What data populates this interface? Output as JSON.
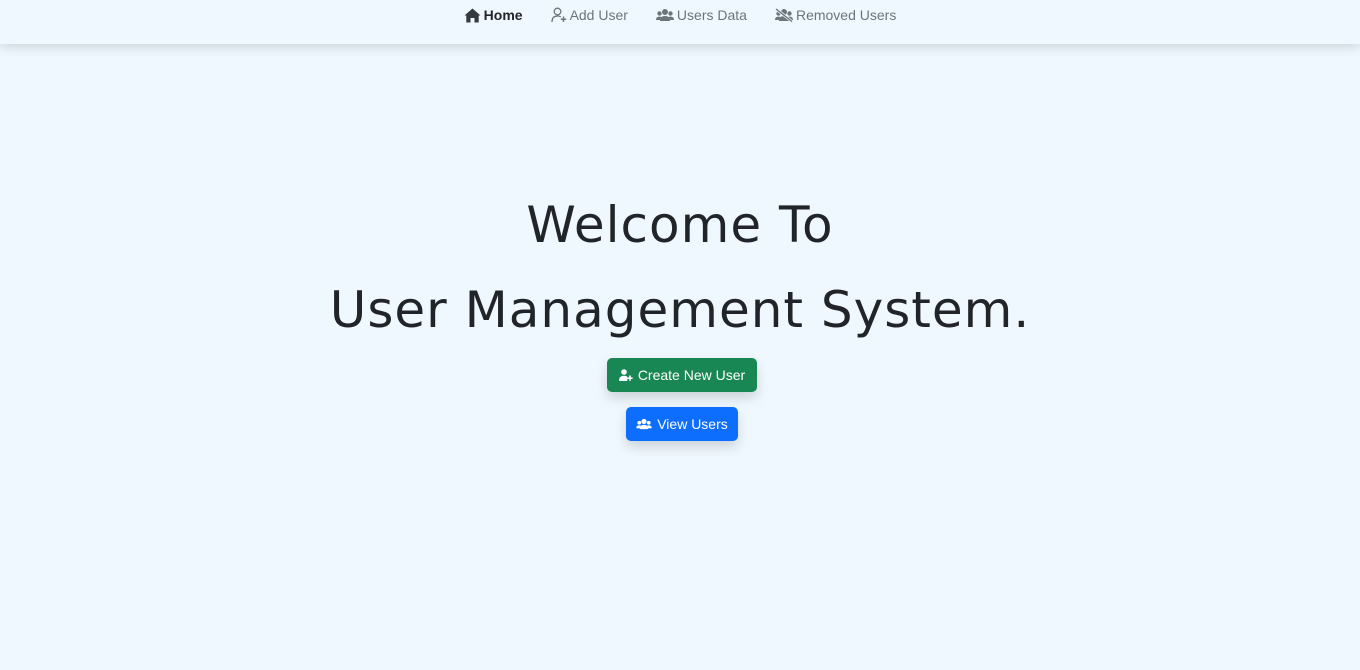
{
  "nav": {
    "items": [
      {
        "label": "Home",
        "icon": "home-icon",
        "active": true
      },
      {
        "label": "Add User",
        "icon": "user-plus-icon",
        "active": false
      },
      {
        "label": "Users Data",
        "icon": "users-icon",
        "active": false
      },
      {
        "label": "Removed Users",
        "icon": "users-slash-icon",
        "active": false
      }
    ]
  },
  "hero": {
    "title_line1": "Welcome To",
    "title_line2": "User Management System.",
    "create_button": "Create New User",
    "view_button": "View Users"
  },
  "colors": {
    "background": "#f0f8ff",
    "create_button": "#198754",
    "view_button": "#0d6efd",
    "text": "#212529",
    "nav_muted": "#6c757d"
  }
}
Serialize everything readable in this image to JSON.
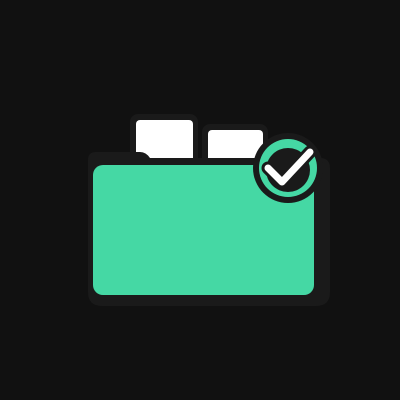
{
  "illustration": {
    "icon": "folder-with-documents-checked-icon",
    "colors": {
      "background": "#111111",
      "outline": "#1a1a1a",
      "folder": "#45d8a4",
      "document": "#ffffff",
      "badge": "#45d8a4",
      "check": "#ffffff"
    }
  }
}
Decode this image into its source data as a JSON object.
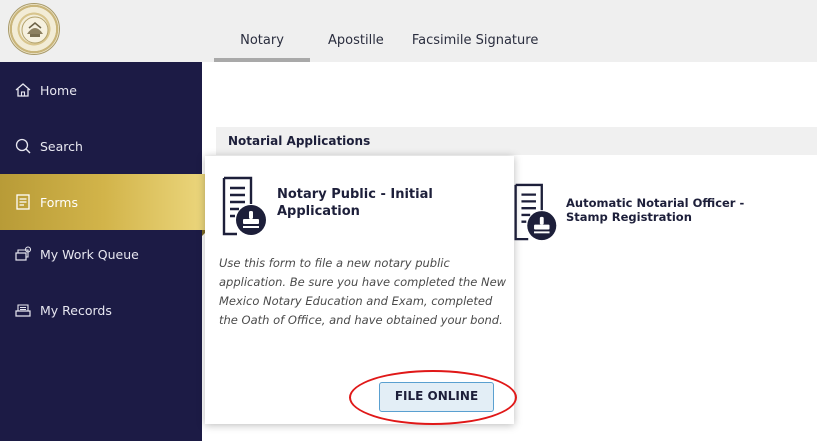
{
  "header": {
    "seal_alt": "New Mexico state seal",
    "tabs": [
      {
        "label": "Notary",
        "active": true
      },
      {
        "label": "Apostille",
        "active": false
      },
      {
        "label": "Facsimile Signature",
        "active": false
      }
    ]
  },
  "sidebar": {
    "items": [
      {
        "label": "Home",
        "icon": "home-icon",
        "active": false
      },
      {
        "label": "Search",
        "icon": "search-icon",
        "active": false
      },
      {
        "label": "Forms",
        "icon": "document-icon",
        "active": true
      },
      {
        "label": "My Work Queue",
        "icon": "work-queue-icon",
        "active": false
      },
      {
        "label": "My Records",
        "icon": "records-icon",
        "active": false
      }
    ]
  },
  "main": {
    "section_title": "Notarial Applications",
    "forms": [
      {
        "title": "Notary Public - Initial Application",
        "icon": "form-stamp-icon",
        "description": "Use this form to file a new notary public application. Be sure you have completed the New Mexico Notary Education and Exam, completed the Oath of Office, and have obtained your bond.",
        "button_label": "FILE ONLINE"
      },
      {
        "title": "Automatic Notarial Officer - Stamp Registration",
        "icon": "form-stamp-icon"
      }
    ]
  },
  "colors": {
    "sidebar_bg": "#1c1b45",
    "active_nav_gold": "#d2b44a",
    "button_border": "#5aa0d0",
    "highlight_ring": "#e01818"
  }
}
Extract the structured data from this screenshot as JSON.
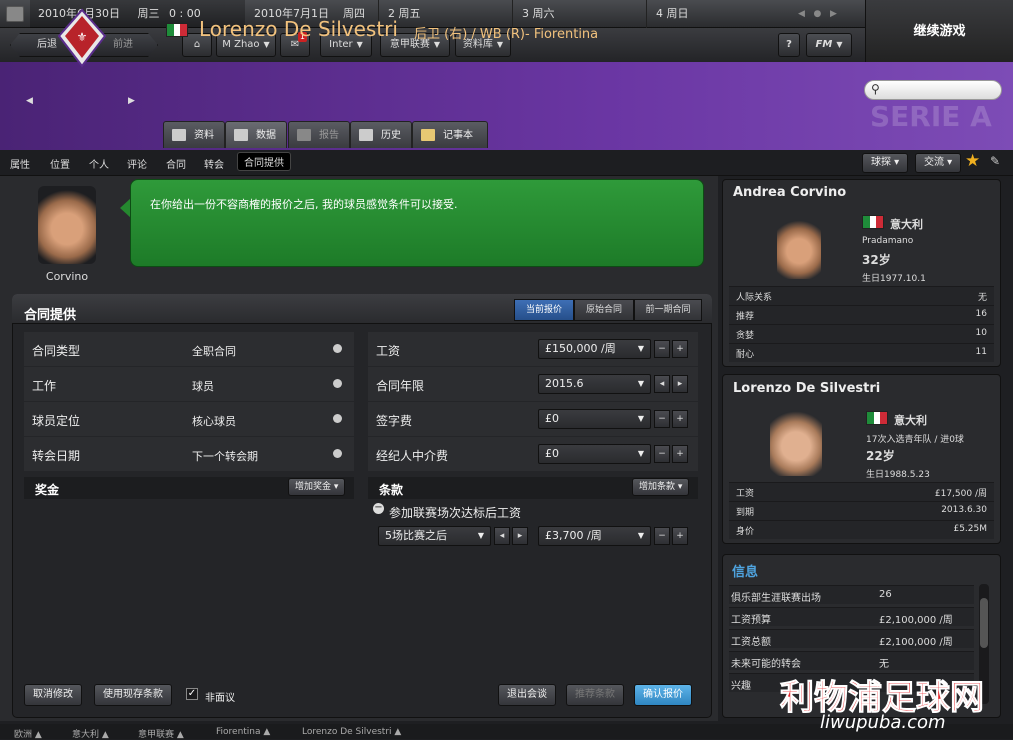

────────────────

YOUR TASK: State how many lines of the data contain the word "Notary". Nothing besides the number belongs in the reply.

WORKED SOLUTION: 3